+++ Data

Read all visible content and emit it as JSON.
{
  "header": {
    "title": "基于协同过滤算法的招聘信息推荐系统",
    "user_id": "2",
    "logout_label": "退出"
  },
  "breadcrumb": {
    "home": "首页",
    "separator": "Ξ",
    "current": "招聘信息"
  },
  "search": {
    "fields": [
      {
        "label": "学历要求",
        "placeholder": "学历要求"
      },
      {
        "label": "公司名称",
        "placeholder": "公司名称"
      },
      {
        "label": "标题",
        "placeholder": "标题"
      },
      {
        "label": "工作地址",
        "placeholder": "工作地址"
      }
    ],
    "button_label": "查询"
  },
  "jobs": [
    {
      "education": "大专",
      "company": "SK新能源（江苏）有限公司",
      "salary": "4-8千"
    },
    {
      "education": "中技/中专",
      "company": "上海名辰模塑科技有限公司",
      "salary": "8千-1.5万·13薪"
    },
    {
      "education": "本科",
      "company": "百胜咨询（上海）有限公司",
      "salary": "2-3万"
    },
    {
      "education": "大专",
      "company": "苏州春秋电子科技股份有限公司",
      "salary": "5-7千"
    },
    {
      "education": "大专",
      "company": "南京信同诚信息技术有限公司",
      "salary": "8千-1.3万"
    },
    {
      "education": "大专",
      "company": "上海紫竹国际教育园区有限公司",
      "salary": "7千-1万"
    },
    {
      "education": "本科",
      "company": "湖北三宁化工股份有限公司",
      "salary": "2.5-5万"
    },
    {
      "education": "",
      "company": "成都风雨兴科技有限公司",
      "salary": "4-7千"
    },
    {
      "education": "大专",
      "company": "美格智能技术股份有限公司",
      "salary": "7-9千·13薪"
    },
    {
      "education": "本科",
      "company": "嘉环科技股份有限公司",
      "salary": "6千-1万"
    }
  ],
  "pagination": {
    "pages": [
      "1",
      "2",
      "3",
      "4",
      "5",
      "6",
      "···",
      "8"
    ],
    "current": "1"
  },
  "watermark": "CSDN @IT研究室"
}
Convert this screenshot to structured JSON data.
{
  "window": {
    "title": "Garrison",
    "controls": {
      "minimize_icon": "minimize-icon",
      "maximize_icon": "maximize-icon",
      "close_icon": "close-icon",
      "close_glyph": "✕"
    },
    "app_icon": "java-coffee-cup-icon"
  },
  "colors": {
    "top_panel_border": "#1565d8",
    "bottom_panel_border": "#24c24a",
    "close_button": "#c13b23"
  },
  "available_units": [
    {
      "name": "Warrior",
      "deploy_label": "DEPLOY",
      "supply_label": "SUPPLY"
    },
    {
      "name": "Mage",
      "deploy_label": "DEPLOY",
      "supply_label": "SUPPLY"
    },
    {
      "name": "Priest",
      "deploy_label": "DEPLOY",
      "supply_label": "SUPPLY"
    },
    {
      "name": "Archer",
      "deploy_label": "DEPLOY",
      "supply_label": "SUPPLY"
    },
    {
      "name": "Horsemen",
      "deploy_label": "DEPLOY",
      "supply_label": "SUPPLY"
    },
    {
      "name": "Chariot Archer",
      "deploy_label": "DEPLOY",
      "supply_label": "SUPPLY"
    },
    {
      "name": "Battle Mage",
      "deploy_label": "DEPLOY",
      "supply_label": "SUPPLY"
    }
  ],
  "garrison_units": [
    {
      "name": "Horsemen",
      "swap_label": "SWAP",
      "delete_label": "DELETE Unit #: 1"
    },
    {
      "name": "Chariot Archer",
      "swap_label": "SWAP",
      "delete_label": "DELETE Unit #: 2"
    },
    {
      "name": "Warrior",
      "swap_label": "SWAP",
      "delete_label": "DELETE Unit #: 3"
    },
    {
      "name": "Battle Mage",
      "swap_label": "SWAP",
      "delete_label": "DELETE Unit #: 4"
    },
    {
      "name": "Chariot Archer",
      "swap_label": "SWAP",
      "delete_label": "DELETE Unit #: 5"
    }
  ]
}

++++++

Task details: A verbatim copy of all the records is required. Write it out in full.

Result of the exercise:
Read all visible content and emit it as JSON.
{
  "header": {
    "title": "基于协同过滤算法的招聘信息推荐系统",
    "user_id": "2",
    "logout_label": "退出"
  },
  "breadcrumb": {
    "home": "首页",
    "separator": "Ξ",
    "current": "招聘信息"
  },
  "search": {
    "fields": [
      {
        "label": "学历要求",
        "placeholder": "学历要求"
      },
      {
        "label": "公司名称",
        "placeholder": "公司名称"
      },
      {
        "label": "标题",
        "placeholder": "标题"
      },
      {
        "label": "工作地址",
        "placeholder": "工作地址"
      }
    ],
    "button_label": "查询"
  },
  "jobs": [
    {
      "education": "大专",
      "company": "SK新能源（江苏）有限公司",
      "salary": "4-8千"
    },
    {
      "education": "中技/中专",
      "company": "上海名辰模塑科技有限公司",
      "salary": "8千-1.5万·13薪"
    },
    {
      "education": "本科",
      "company": "百胜咨询（上海）有限公司",
      "salary": "2-3万"
    },
    {
      "education": "大专",
      "company": "苏州春秋电子科技股份有限公司",
      "salary": "5-7千"
    },
    {
      "education": "大专",
      "company": "南京信同诚信息技术有限公司",
      "salary": "8千-1.3万"
    },
    {
      "education": "大专",
      "company": "上海紫竹国际教育园区有限公司",
      "salary": "7千-1万"
    },
    {
      "education": "本科",
      "company": "湖北三宁化工股份有限公司",
      "salary": "2.5-5万"
    },
    {
      "education": "",
      "company": "成都风雨兴科技有限公司",
      "salary": "4-7千"
    },
    {
      "education": "大专",
      "company": "美格智能技术股份有限公司",
      "salary": "7-9千·13薪"
    },
    {
      "education": "本科",
      "company": "嘉环科技股份有限公司",
      "salary": "6千-1万"
    }
  ],
  "pagination": {
    "pages": [
      "1",
      "2",
      "3",
      "4",
      "5",
      "6",
      "···",
      "8"
    ],
    "current": "1"
  },
  "watermark": "CSDN @IT研究室"
}
Convert this screenshot to structured JSON data.
{
  "window": {
    "title": "Garrison",
    "controls": {
      "minimize_icon": "minimize-icon",
      "maximize_icon": "maximize-icon",
      "close_icon": "close-icon",
      "close_glyph": "✕"
    },
    "app_icon": "java-coffee-cup-icon"
  },
  "colors": {
    "top_panel_border": "#1565d8",
    "bottom_panel_border": "#24c24a",
    "close_button": "#c13b23"
  },
  "available_units": [
    {
      "name": "Warrior",
      "deploy_label": "DEPLOY",
      "supply_label": "SUPPLY"
    },
    {
      "name": "Mage",
      "deploy_label": "DEPLOY",
      "supply_label": "SUPPLY"
    },
    {
      "name": "Priest",
      "deploy_label": "DEPLOY",
      "supply_label": "SUPPLY"
    },
    {
      "name": "Archer",
      "deploy_label": "DEPLOY",
      "supply_label": "SUPPLY"
    },
    {
      "name": "Horsemen",
      "deploy_label": "DEPLOY",
      "supply_label": "SUPPLY"
    },
    {
      "name": "Chariot Archer",
      "deploy_label": "DEPLOY",
      "supply_label": "SUPPLY"
    },
    {
      "name": "Battle Mage",
      "deploy_label": "DEPLOY",
      "supply_label": "SUPPLY"
    }
  ],
  "garrison_units": [
    {
      "name": "Horsemen",
      "swap_label": "SWAP",
      "delete_label": "DELETE Unit #: 1"
    },
    {
      "name": "Chariot Archer",
      "swap_label": "SWAP",
      "delete_label": "DELETE Unit #: 2"
    },
    {
      "name": "Warrior",
      "swap_label": "SWAP",
      "delete_label": "DELETE Unit #: 3"
    },
    {
      "name": "Battle Mage",
      "swap_label": "SWAP",
      "delete_label": "DELETE Unit #: 4"
    },
    {
      "name": "Chariot Archer",
      "swap_label": "SWAP",
      "delete_label": "DELETE Unit #: 5"
    }
  ]
}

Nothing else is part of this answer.